EXERCISE INPUT below:

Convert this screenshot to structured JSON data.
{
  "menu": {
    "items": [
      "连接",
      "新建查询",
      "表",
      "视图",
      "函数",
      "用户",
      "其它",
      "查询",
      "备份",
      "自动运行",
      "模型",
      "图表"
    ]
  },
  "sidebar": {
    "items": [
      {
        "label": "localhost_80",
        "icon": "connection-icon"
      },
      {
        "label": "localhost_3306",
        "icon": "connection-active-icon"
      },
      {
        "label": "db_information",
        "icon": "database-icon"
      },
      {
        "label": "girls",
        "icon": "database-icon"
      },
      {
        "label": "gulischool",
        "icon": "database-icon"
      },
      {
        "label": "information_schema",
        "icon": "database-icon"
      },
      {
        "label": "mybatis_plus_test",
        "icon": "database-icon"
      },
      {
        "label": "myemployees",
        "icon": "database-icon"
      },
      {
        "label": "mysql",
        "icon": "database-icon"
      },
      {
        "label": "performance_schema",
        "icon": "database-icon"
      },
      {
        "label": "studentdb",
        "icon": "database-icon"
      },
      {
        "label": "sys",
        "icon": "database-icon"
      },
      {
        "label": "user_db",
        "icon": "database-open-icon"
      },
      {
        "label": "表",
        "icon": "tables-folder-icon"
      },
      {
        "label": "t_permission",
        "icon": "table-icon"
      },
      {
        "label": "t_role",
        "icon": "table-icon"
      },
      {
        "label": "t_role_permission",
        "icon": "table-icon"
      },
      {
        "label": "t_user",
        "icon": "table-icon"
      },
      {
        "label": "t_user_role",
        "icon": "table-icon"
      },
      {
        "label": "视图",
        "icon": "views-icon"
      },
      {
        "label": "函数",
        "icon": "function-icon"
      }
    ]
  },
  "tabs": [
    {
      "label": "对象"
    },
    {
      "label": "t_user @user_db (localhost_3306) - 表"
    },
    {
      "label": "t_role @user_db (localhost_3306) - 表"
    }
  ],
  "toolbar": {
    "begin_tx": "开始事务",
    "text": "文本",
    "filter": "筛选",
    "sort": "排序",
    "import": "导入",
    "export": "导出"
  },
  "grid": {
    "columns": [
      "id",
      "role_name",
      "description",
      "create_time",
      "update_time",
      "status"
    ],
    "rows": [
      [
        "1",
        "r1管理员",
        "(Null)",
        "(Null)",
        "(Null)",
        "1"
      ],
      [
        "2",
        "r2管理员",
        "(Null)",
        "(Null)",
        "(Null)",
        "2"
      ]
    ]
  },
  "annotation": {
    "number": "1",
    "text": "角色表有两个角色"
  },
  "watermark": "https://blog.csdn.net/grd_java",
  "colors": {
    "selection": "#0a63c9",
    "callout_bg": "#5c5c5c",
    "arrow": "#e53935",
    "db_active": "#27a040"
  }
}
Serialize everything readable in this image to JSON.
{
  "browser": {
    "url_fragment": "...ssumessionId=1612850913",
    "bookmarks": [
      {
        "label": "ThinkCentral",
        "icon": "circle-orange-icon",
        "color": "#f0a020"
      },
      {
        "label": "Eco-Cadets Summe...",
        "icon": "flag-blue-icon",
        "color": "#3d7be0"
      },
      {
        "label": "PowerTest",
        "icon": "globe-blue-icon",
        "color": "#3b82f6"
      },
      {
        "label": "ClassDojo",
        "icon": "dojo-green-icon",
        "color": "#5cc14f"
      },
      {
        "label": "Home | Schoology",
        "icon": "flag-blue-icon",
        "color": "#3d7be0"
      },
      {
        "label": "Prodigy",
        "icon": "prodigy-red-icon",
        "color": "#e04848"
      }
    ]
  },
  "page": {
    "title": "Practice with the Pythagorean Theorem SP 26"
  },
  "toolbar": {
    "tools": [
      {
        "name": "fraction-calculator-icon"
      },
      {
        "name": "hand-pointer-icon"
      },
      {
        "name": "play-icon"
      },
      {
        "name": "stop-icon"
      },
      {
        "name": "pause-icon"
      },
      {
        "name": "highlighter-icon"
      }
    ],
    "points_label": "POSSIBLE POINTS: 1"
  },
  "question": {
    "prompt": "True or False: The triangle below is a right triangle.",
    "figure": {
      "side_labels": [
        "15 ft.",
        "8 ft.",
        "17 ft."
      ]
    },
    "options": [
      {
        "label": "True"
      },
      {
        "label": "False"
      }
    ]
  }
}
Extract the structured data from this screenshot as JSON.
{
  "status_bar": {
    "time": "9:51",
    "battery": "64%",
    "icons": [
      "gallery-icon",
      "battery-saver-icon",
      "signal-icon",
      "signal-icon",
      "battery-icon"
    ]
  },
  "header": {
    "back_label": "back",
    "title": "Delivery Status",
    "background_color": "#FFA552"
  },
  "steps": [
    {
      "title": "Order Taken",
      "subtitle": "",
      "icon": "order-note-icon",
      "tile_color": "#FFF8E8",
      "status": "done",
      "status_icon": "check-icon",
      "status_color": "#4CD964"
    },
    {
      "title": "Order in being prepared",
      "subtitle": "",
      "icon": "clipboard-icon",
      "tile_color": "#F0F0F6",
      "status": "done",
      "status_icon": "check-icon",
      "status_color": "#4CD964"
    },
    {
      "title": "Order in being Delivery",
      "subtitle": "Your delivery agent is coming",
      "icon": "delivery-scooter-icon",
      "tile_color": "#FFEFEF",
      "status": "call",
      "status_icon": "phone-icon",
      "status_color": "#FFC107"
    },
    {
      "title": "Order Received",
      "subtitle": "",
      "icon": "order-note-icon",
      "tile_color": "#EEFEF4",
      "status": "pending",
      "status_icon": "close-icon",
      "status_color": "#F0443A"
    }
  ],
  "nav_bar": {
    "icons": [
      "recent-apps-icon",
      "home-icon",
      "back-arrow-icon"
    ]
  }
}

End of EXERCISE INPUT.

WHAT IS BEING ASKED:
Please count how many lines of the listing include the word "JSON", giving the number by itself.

EXERCISE ANSWER:
3